◆ Aim of the exercise ◆
Each line in the data holding "true" should be listed.

◆ Entries supplied ◆
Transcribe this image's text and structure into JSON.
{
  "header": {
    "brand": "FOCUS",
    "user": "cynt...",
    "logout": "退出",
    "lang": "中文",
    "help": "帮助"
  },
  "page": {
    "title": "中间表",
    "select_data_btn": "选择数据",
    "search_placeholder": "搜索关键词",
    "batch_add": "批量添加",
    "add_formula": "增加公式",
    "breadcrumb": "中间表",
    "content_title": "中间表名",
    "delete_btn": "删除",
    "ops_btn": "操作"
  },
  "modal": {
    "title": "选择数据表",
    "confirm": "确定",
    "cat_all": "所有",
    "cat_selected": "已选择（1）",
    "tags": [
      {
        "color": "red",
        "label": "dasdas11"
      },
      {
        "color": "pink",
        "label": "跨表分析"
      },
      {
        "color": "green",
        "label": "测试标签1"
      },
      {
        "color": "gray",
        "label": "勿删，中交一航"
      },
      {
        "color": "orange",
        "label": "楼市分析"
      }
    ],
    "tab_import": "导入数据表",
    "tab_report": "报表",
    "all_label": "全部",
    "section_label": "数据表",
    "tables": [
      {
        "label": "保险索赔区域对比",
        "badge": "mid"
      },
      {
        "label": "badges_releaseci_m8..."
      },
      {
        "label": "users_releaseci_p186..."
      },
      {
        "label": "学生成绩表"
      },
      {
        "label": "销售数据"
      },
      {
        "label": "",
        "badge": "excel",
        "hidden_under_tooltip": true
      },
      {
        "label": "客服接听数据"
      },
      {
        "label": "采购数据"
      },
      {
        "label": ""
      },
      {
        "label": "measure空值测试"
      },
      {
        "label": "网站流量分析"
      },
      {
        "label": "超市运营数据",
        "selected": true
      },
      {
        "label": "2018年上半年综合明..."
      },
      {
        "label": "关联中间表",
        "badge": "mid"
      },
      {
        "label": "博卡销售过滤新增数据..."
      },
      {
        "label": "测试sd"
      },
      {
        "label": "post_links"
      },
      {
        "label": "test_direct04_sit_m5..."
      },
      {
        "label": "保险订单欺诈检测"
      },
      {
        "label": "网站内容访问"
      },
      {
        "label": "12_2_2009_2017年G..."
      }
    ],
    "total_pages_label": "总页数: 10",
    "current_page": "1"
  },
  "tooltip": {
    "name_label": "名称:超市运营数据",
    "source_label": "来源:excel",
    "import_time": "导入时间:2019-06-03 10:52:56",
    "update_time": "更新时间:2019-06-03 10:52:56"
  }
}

◆ Written solution ◆
        "hidden_under_tooltip": true
        "selected": true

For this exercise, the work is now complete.